### Material supplied
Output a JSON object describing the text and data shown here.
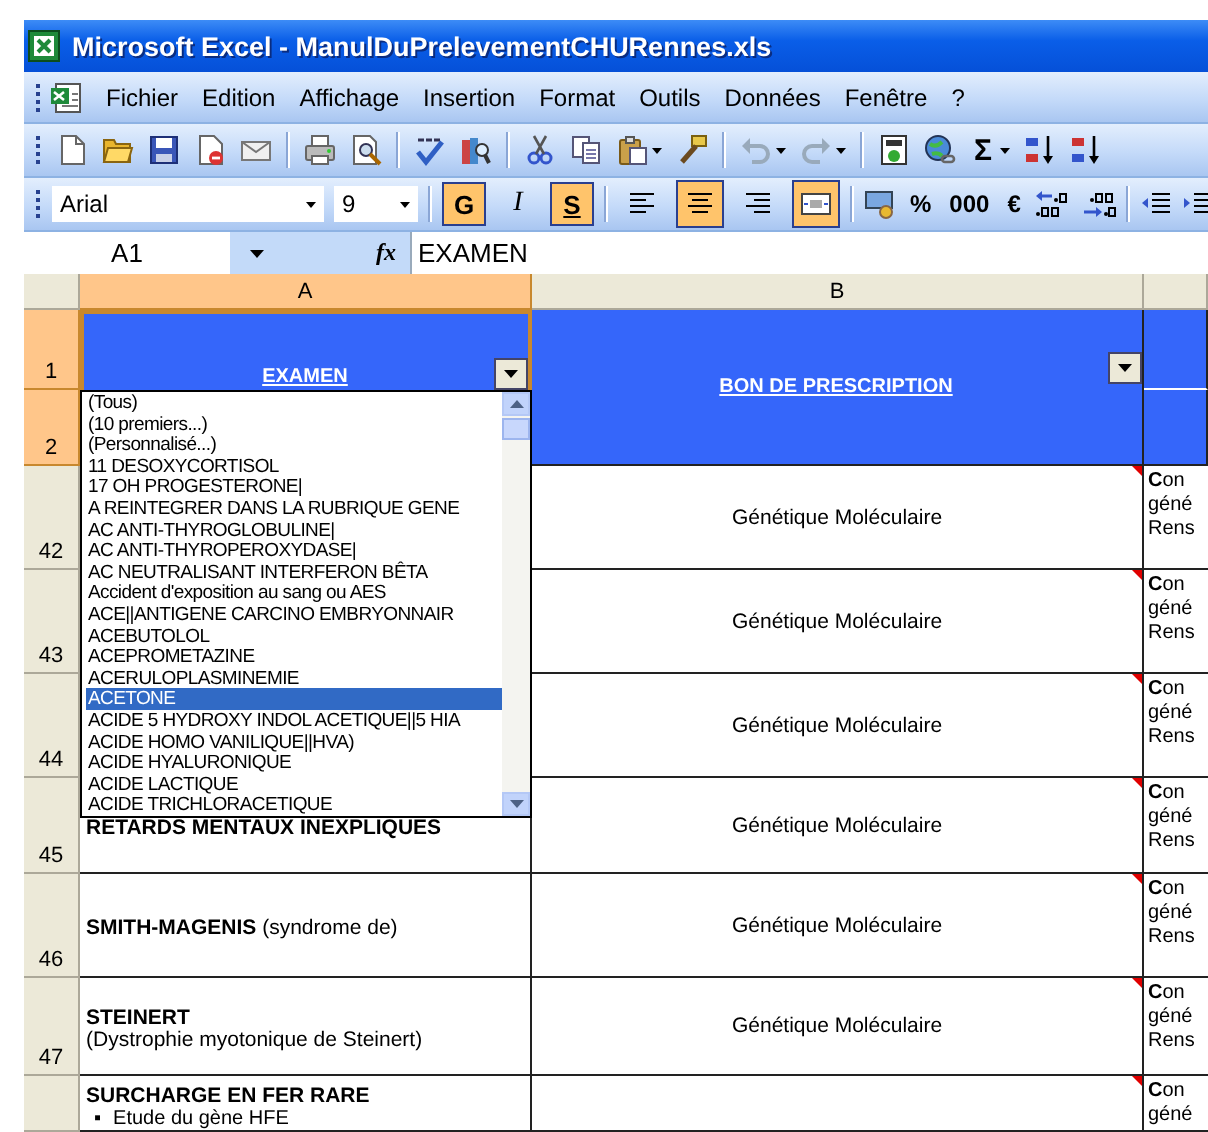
{
  "window": {
    "title": "Microsoft Excel - ManulDuPrelevementCHURennes.xls"
  },
  "menu": [
    "Fichier",
    "Edition",
    "Affichage",
    "Insertion",
    "Format",
    "Outils",
    "Données",
    "Fenêtre",
    "?"
  ],
  "standard_toolbar": {
    "autosum": "Σ"
  },
  "formatting_toolbar": {
    "font": "Arial",
    "size": "9",
    "styles": [
      {
        "label": "G",
        "on": true
      },
      {
        "label": "I",
        "on": false
      },
      {
        "label": "S",
        "on": true
      }
    ],
    "alignment": [
      {
        "selected": false
      },
      {
        "selected": true
      },
      {
        "selected": false
      }
    ],
    "merge_center": {
      "on": true
    },
    "number_formats": [
      "%",
      "000",
      "€"
    ]
  },
  "formula_bar": {
    "name_box": "A1",
    "fx": "fx",
    "value": "EXAMEN"
  },
  "sheet": {
    "columns": [
      {
        "label": "A",
        "selected": true
      },
      {
        "label": "B",
        "selected": false
      }
    ],
    "header": {
      "row_numbers": [
        {
          "label": "1",
          "selected": true
        },
        {
          "label": "2",
          "selected": true
        }
      ],
      "exam": "EXAMEN",
      "prescription": "BON DE PRESCRIPTION"
    },
    "rows": [
      {
        "number": "42",
        "selected": false,
        "prescription": "Génétique Moléculaire",
        "comment": true,
        "notes": [
          "**C**on",
          "géné",
          "Rens"
        ]
      },
      {
        "number": "43",
        "selected": false,
        "prescription": "Génétique Moléculaire",
        "comment": true,
        "notes": [
          "**C**on",
          "géné",
          "Rens"
        ]
      },
      {
        "number": "44",
        "selected": false,
        "prescription": "Génétique Moléculaire",
        "comment": true,
        "notes": [
          "**C**on",
          "géné",
          "Rens"
        ]
      },
      {
        "number": "45",
        "selected": false,
        "exam": [
          {
            "kind": "title",
            "text": "RETARDS MENTAUX INEXPLIQUES"
          }
        ],
        "prescription": "Génétique Moléculaire",
        "comment": true,
        "notes": [
          "**C**on",
          "géné",
          "Rens"
        ]
      },
      {
        "number": "46",
        "selected": false,
        "exam": [
          {
            "kind": "line",
            "text": "**SMITH-MAGENIS** (syndrome de)"
          }
        ],
        "prescription": "Génétique Moléculaire",
        "comment": true,
        "notes": [
          "**C**on",
          "géné",
          "Rens"
        ]
      },
      {
        "number": "47",
        "selected": false,
        "exam": [
          {
            "kind": "title",
            "text": "STEINERT"
          },
          {
            "kind": "line",
            "text": "(Dystrophie myotonique de Steinert)"
          }
        ],
        "prescription": "Génétique Moléculaire",
        "comment": true,
        "notes": [
          "**C**on",
          "géné",
          "Rens"
        ]
      },
      {
        "exam": [
          {
            "kind": "title",
            "text": "SURCHARGE EN FER RARE"
          },
          {
            "kind": "bullet",
            "marker": "▪",
            "text": "Etude du gène HFE"
          }
        ],
        "comment": true,
        "notes": [
          "**C**on",
          "géné"
        ]
      }
    ]
  },
  "autofilter_list": {
    "items": [
      {
        "label": "(Tous)",
        "selected": false
      },
      {
        "label": "(10 premiers...)",
        "selected": false
      },
      {
        "label": "(Personnalisé...)",
        "selected": false
      },
      {
        "label": "11 DESOXYCORTISOL",
        "selected": false
      },
      {
        "label": "17 OH PROGESTERONE|",
        "selected": false
      },
      {
        "label": "A REINTEGRER DANS LA RUBRIQUE GENE",
        "selected": false
      },
      {
        "label": "AC ANTI-THYROGLOBULINE|",
        "selected": false
      },
      {
        "label": "AC ANTI-THYROPEROXYDASE|",
        "selected": false
      },
      {
        "label": "AC NEUTRALISANT INTERFERON BÊTA",
        "selected": false
      },
      {
        "label": "Accident d'exposition au sang ou AES",
        "selected": false
      },
      {
        "label": "ACE||ANTIGENE CARCINO EMBRYONNAIR",
        "selected": false
      },
      {
        "label": "ACEBUTOLOL",
        "selected": false
      },
      {
        "label": "ACEPROMETAZINE",
        "selected": false
      },
      {
        "label": "ACERULOPLASMINEMIE",
        "selected": false
      },
      {
        "label": "ACETONE",
        "selected": true
      },
      {
        "label": "ACIDE 5 HYDROXY INDOL ACETIQUE||5 HIA",
        "selected": false
      },
      {
        "label": "ACIDE HOMO VANILIQUE||HVA)",
        "selected": false
      },
      {
        "label": "ACIDE HYALURONIQUE",
        "selected": false
      },
      {
        "label": "ACIDE LACTIQUE",
        "selected": false
      },
      {
        "label": "ACIDE TRICHLORACETIQUE",
        "selected": false
      }
    ]
  }
}
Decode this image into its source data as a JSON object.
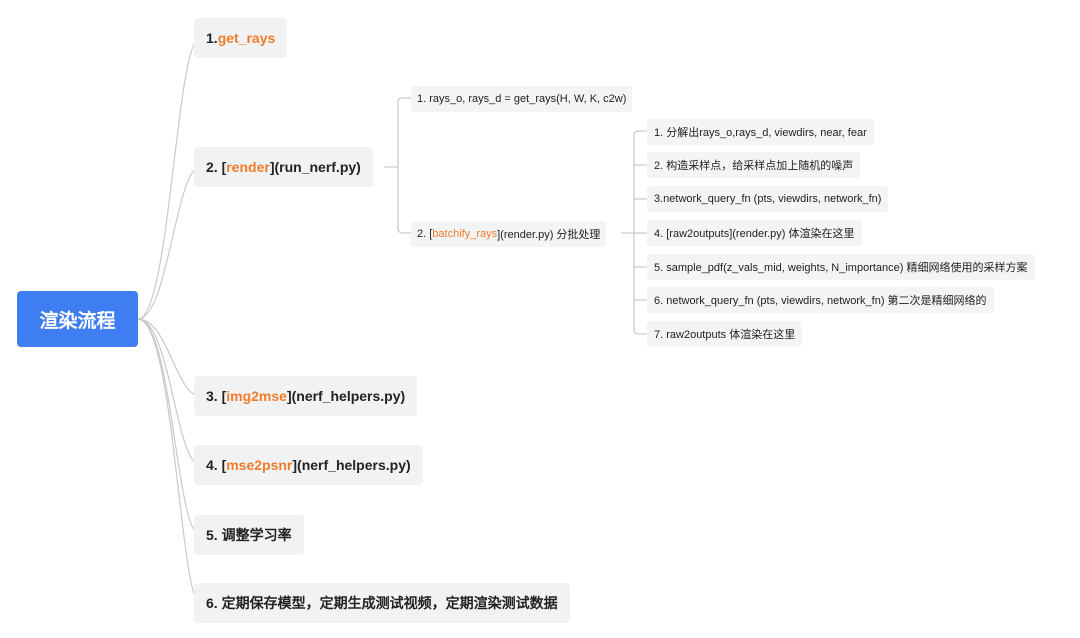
{
  "root": {
    "label": "渲染流程"
  },
  "steps": [
    {
      "prefix": "1.",
      "link": "get_rays",
      "suffix": ""
    },
    {
      "prefix": "2. [",
      "link": "render",
      "suffix": "](run_nerf.py)"
    },
    {
      "prefix": "3. [",
      "link": "img2mse",
      "suffix": "](nerf_helpers.py)"
    },
    {
      "prefix": "4. [",
      "link": "mse2psnr",
      "suffix": "](nerf_helpers.py)"
    },
    {
      "label": "5. 调整学习率"
    },
    {
      "label": "6. 定期保存模型，定期生成测试视频，定期渲染测试数据"
    }
  ],
  "render_children": [
    {
      "label": "1. rays_o, rays_d = get_rays(H, W, K, c2w)"
    },
    {
      "prefix": "2. [",
      "link": "batchify_rays",
      "suffix": "](render.py) 分批处理"
    }
  ],
  "batchify_children": [
    "1. 分解出rays_o,rays_d, viewdirs, near, fear",
    "2. 构造采样点，给采样点加上随机的噪声",
    "3.network_query_fn (pts, viewdirs, network_fn)",
    "4. [raw2outputs](render.py) 体渲染在这里",
    "5. sample_pdf(z_vals_mid, weights, N_importance) 精细网络使用的采样方案",
    "6. network_query_fn (pts, viewdirs, network_fn) 第二次是精细网络的",
    "7. raw2outputs 体渲染在这里"
  ],
  "colors": {
    "root_bg": "#3e7ef2",
    "link": "#f07c2a",
    "node_bg": "#f1f2f4",
    "line": "#c9c9c9"
  }
}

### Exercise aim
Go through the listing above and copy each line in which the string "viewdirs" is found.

### Response to this task
    "1. 分解出rays_o,rays_d, viewdirs, near, fear",
    "3.network_query_fn (pts, viewdirs, network_fn)",
    "6. network_query_fn (pts, viewdirs, network_fn) 第二次是精细网络的",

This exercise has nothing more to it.